The harvest complex is one of the largest and most modern in the world with a capacity to pick 35-40 tons of dry hops per day. The two picking machines will pick 80 vines (max) per minute and dryers dry a floor in 8 hours. Sheep are grazed in the hop growing areas to eat the base growth from the hop plant before harvest.
For a view of the whole hop farm, visit the cemetery behind Hawthorn Lodge, where you will be presented with a good panorama. Hops are best seen in February and early March, when they grow up the vines. They are harvested in early March and then remain small until they start growing again in the spring. Visit at harvest time to take in the delightful hop aroma.
About Hops in Bushy Park
The hop plant began in China, but it was the Germans in the 11th century who noticed the crop’s capabilities as an ingredient for beer. Hops are used as the herbs and spice in beer to add a bittering element that evens out the sweetness of the malt. Hops can create a full assortment of aromas and flavours in beer.
Hops are the cone shaped flowers on the female Hop Bine, and they develop exceedingly quickly, capable of growing 8 metres high in one year. They are cut down almost to ground level following each harvest.
The flavour of the hop comes from the Lupulin Glands on the inside of the cone. Hops are dried on big drying platforms.
The “green” hops are transferred to hop kilns where they are spread out on a drying floor to a depth of about 1 metre. These floors consist of still woven wire mesh through which hot air, generated by an oil furnace, is forced out by use of high-speed fans.

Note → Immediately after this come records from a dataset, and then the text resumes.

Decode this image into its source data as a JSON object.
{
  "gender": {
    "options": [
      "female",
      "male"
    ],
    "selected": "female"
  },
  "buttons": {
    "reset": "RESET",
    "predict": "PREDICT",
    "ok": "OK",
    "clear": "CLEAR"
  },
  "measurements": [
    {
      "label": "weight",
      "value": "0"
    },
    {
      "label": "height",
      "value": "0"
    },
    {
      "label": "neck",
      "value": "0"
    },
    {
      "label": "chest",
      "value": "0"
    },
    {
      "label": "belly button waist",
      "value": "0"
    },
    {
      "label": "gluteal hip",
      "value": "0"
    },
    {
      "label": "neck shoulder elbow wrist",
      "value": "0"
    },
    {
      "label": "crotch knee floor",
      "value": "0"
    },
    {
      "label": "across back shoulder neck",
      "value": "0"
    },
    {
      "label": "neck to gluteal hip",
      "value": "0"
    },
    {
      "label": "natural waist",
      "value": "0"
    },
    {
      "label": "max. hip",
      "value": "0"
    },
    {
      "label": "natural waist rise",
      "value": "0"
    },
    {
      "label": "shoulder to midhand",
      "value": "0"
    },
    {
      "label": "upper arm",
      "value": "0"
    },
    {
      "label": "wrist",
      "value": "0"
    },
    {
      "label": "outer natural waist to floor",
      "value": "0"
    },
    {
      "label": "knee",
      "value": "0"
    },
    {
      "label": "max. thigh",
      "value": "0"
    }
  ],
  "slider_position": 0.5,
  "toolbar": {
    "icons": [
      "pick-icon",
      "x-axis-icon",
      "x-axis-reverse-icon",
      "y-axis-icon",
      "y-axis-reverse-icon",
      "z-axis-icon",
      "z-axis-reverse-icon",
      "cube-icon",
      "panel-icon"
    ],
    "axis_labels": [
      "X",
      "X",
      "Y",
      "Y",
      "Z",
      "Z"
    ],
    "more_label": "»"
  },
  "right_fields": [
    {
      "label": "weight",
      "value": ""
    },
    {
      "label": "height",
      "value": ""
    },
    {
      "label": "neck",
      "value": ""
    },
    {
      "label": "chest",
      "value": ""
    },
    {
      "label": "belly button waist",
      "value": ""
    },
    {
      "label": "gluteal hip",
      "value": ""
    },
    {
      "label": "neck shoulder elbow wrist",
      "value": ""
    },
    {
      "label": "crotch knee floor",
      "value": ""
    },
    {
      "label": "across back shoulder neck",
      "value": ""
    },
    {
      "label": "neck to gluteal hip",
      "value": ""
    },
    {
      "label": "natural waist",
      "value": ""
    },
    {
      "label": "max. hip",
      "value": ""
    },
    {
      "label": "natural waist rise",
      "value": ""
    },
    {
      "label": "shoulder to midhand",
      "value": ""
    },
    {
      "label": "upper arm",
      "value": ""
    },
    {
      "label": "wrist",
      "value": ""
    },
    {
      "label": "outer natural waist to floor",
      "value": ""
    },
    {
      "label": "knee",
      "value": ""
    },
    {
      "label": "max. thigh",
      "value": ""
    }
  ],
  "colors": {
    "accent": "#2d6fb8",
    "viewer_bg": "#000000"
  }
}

The drying period lasts about 10 hours, during which time moisture is driven from the hops to the extent that every 4 kilos of hops, originally in the green state, are reduced to 1 kilo in the dried condition.

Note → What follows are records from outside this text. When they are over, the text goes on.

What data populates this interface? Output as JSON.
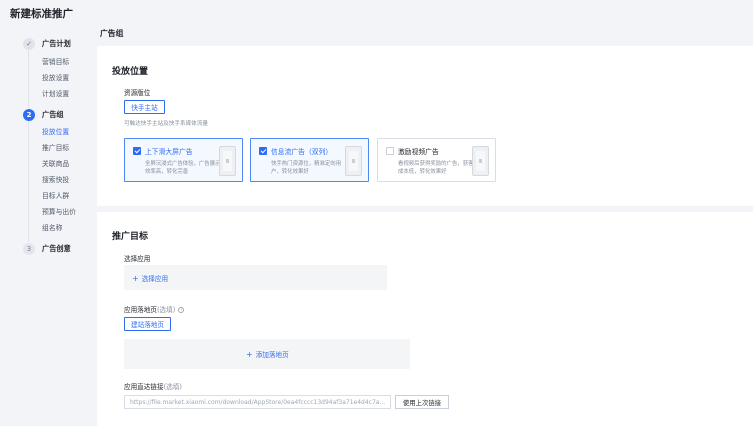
{
  "page": {
    "title": "新建标准推广"
  },
  "steps": [
    {
      "title": "广告计划",
      "state": "done",
      "marker": "✓",
      "items": [
        "营销目标",
        "投放设置",
        "计划设置"
      ]
    },
    {
      "title": "广告组",
      "state": "active",
      "marker": "2",
      "items": [
        "投放位置",
        "推广目标",
        "关联商品",
        "搜索快投",
        "目标人群",
        "预算与出价",
        "组名称"
      ],
      "current_item": "投放位置"
    },
    {
      "title": "广告创意",
      "state": "todo",
      "marker": "3",
      "items": []
    }
  ],
  "main": {
    "group_label": "广告组",
    "placement": {
      "title": "投放位置",
      "resource_label": "资源版位",
      "resource_button": "快手主站",
      "resource_hint": "可触达快手主站及快手系媒体流量",
      "cards": [
        {
          "title": "上下滑大屏广告",
          "desc": "全屏沉浸式广告体验，广告展示效率高，转化完善",
          "checked": true
        },
        {
          "title": "信息流广告（双列）",
          "desc": "快手热门资源位，精准定向用户，转化效果好",
          "checked": true
        },
        {
          "title": "激励视频广告",
          "desc": "看视频后获得奖励的广告，获客成本低，转化效果好",
          "checked": false
        }
      ]
    },
    "target": {
      "title": "推广目标",
      "app_label": "选择应用",
      "app_add": "选择应用",
      "landing_label": "应用落地页",
      "landing_optional": "(选填)",
      "landing_help_icon": "question-circle-icon",
      "landing_create_button": "建站落地页",
      "landing_add": "添加落地页",
      "link_label": "应用直达链接",
      "link_optional": "(选填)",
      "link_value": "https://file.market.xiaomi.com/download/AppStore/0ea4fcccc13d94af3a71e4d4c7a...",
      "link_reuse_button": "使用上次链接"
    }
  },
  "colors": {
    "accent": "#2f6cf6",
    "background": "#f3f4f7",
    "panel": "#ffffff"
  }
}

Once dried, the hops are then shovelled onto cooling floors where they remain for up to 4 days, until a balanced moisture condition of about 10 percent is attained.
The hops are then transferred into a hop press for balling into a pack of about 113 kilos. They are then sent to a pelleting plant and processed into pellets for sale.

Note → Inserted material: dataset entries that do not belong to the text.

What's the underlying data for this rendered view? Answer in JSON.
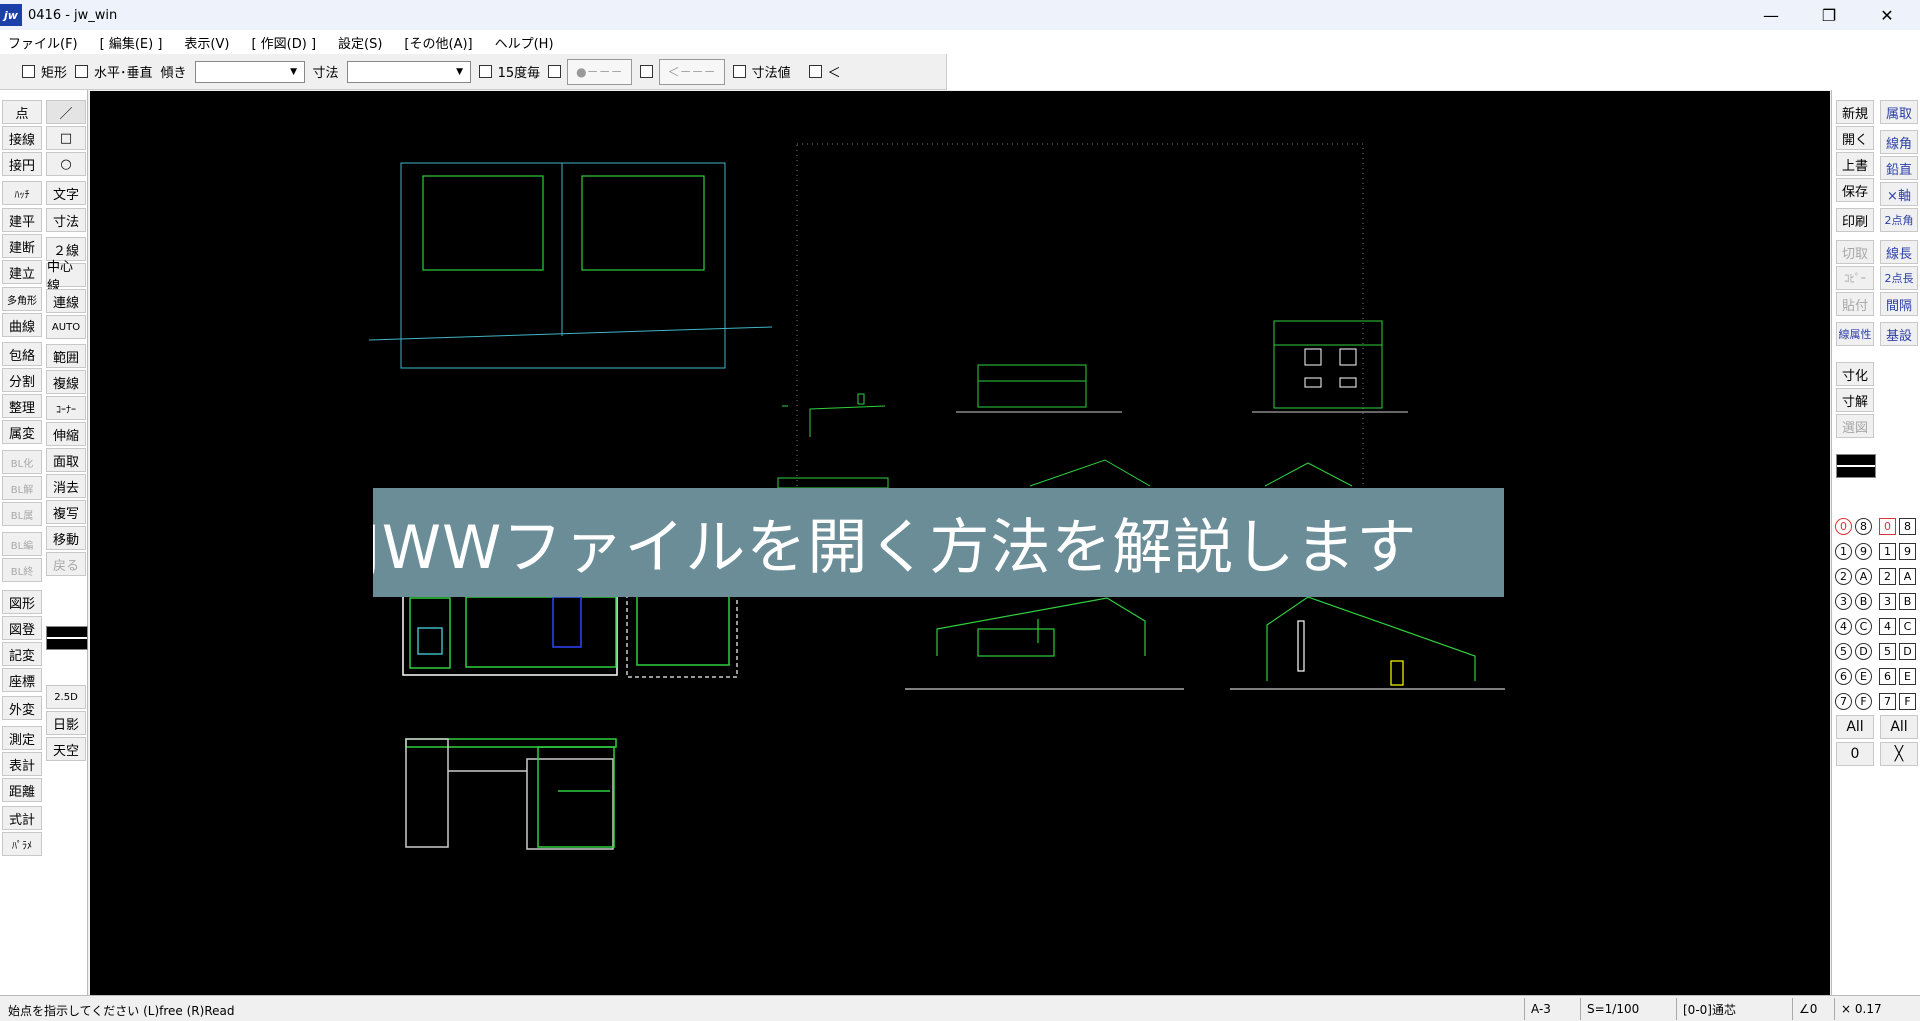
{
  "window": {
    "title": "0416 - jw_win",
    "app_icon_text": "jw",
    "minimize": "—",
    "restore": "❐",
    "close": "✕"
  },
  "menu": [
    "ファイル(F)",
    "[ 編集(E) ]",
    "表示(V)",
    "[ 作図(D) ]",
    "設定(S)",
    "[その他(A)]",
    "ヘルプ(H)"
  ],
  "options": {
    "rect": "矩形",
    "hv": "水平･垂直",
    "tilt": "傾き",
    "dim": "寸法",
    "deg15": "15度毎",
    "btn_circle": "●－－－",
    "btn_arrow": "＜－－－",
    "dim_value": "寸法値",
    "lt": "＜"
  },
  "left_tools": {
    "col1": [
      {
        "label": "点",
        "dis": false
      },
      {
        "label": "接線",
        "dis": false
      },
      {
        "label": "接円",
        "dis": false
      },
      {
        "label": "ﾊｯﾁ",
        "dis": false
      },
      {
        "label": "建平",
        "dis": false
      },
      {
        "label": "建断",
        "dis": false
      },
      {
        "label": "建立",
        "dis": false
      },
      {
        "label": "多角形",
        "dis": false
      },
      {
        "label": "曲線",
        "dis": false
      },
      {
        "label": "包絡",
        "dis": false
      },
      {
        "label": "分割",
        "dis": false
      },
      {
        "label": "整理",
        "dis": false
      },
      {
        "label": "属変",
        "dis": false
      },
      {
        "label": "BL化",
        "dis": true
      },
      {
        "label": "BL解",
        "dis": true
      },
      {
        "label": "BL属",
        "dis": true
      },
      {
        "label": "BL編",
        "dis": true
      },
      {
        "label": "BL終",
        "dis": true
      },
      {
        "label": "図形",
        "dis": false
      },
      {
        "label": "図登",
        "dis": false
      },
      {
        "label": "記変",
        "dis": false
      },
      {
        "label": "座標",
        "dis": false
      },
      {
        "label": "外変",
        "dis": false
      },
      {
        "label": "測定",
        "dis": false
      },
      {
        "label": "表計",
        "dis": false
      },
      {
        "label": "距離",
        "dis": false
      },
      {
        "label": "式計",
        "dis": false
      },
      {
        "label": "ﾊﾟﾗﾒ",
        "dis": false
      }
    ],
    "col2": [
      {
        "label": "／",
        "dis": false
      },
      {
        "label": "□",
        "dis": false
      },
      {
        "label": "○",
        "dis": false
      },
      {
        "label": "文字",
        "dis": false
      },
      {
        "label": "寸法",
        "dis": false
      },
      {
        "label": "２線",
        "dis": false
      },
      {
        "label": "中心線",
        "dis": false
      },
      {
        "label": "連線",
        "dis": false
      },
      {
        "label": "AUTO",
        "dis": false
      },
      {
        "label": "範囲",
        "dis": false
      },
      {
        "label": "複線",
        "dis": false
      },
      {
        "label": "ｺｰﾅｰ",
        "dis": false
      },
      {
        "label": "伸縮",
        "dis": false
      },
      {
        "label": "面取",
        "dis": false
      },
      {
        "label": "消去",
        "dis": false
      },
      {
        "label": "複写",
        "dis": false
      },
      {
        "label": "移動",
        "dis": false
      },
      {
        "label": "戻る",
        "dis": true
      },
      {
        "label": "2.5D",
        "dis": false
      },
      {
        "label": "日影",
        "dis": false
      },
      {
        "label": "天空",
        "dis": false
      }
    ]
  },
  "right_tools": {
    "col1": [
      {
        "label": "新規",
        "cls": ""
      },
      {
        "label": "開く",
        "cls": ""
      },
      {
        "label": "上書",
        "cls": ""
      },
      {
        "label": "保存",
        "cls": ""
      },
      {
        "label": "印刷",
        "cls": ""
      },
      {
        "label": "切取",
        "cls": "dis"
      },
      {
        "label": "ｺﾋﾟｰ",
        "cls": "dis"
      },
      {
        "label": "貼付",
        "cls": "dis"
      },
      {
        "label": "線属性",
        "cls": "blue"
      },
      {
        "label": "寸化",
        "cls": ""
      },
      {
        "label": "寸解",
        "cls": ""
      },
      {
        "label": "選図",
        "cls": "dis"
      }
    ],
    "col2": [
      {
        "label": "属取",
        "cls": "blue"
      },
      {
        "label": "線角",
        "cls": "blue"
      },
      {
        "label": "鉛直",
        "cls": "blue"
      },
      {
        "label": "×軸",
        "cls": "blue"
      },
      {
        "label": "2点角",
        "cls": "blue"
      },
      {
        "label": "線長",
        "cls": "blue"
      },
      {
        "label": "2点長",
        "cls": "blue"
      },
      {
        "label": "間隔",
        "cls": "blue"
      },
      {
        "label": "基設",
        "cls": "blue"
      }
    ],
    "layer_groups": [
      "0",
      "1",
      "2",
      "3",
      "4",
      "5",
      "6",
      "7"
    ],
    "layer_groups_b": [
      "8",
      "9",
      "A",
      "B",
      "C",
      "D",
      "E",
      "F"
    ],
    "layers": [
      "0",
      "1",
      "2",
      "3",
      "4",
      "5",
      "6",
      "7"
    ],
    "layers_b": [
      "8",
      "9",
      "A",
      "B",
      "C",
      "D",
      "E",
      "F"
    ],
    "all1": "All",
    "all2": "All",
    "zero": "0",
    "cross": "╳"
  },
  "banner": "JWWファイルを開く方法を解説します",
  "status": {
    "message": "始点を指示してください (L)free (R)Read",
    "paper": "A-3",
    "scale": "S=1/100",
    "layer": "[0-0]通芯",
    "angle": "∠0",
    "zoom": "× 0.17"
  }
}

Hops are now picked by machine, which can cut 40 vines per minute. These hops are then transported to the hop complex and wire fingers strip the hop cones and other material from the vine. Mechanical cleaners then separate the cones, which are then sent onto a conveyor belt and into the kiln for drying. There are twelve drying floors which can carry 45 tonnes per day. The original Text Kiln could manage only 7 tonnes a day.
Bushy Park now boasts the largest hop processing plant in the southern hemisphere, and HPA exports hops to 25 different countries. The local brewer, Cascade, takes the first harvest hops to craft a unique tasting, full-flavoured beer each year.
As there are no hop fungal diseases in Tasmania, the absence of fungicide residue makes them very sought after around the world, the reason for why it is now exported to 28 countries.
Website: Hawthorn Lodge http://hawthornlodge.com.au/
Website: William Ebenezer Shoobridge:S3_William_E_Shoobridge.pdf
Website: Australian Dictionary of Biography – http://adb.anu.edu.au/biography/shoobridge-william-ebenezer-906
Website: About Bushy Park: http://www.visithobartaustralia.com.au/bushy-park.html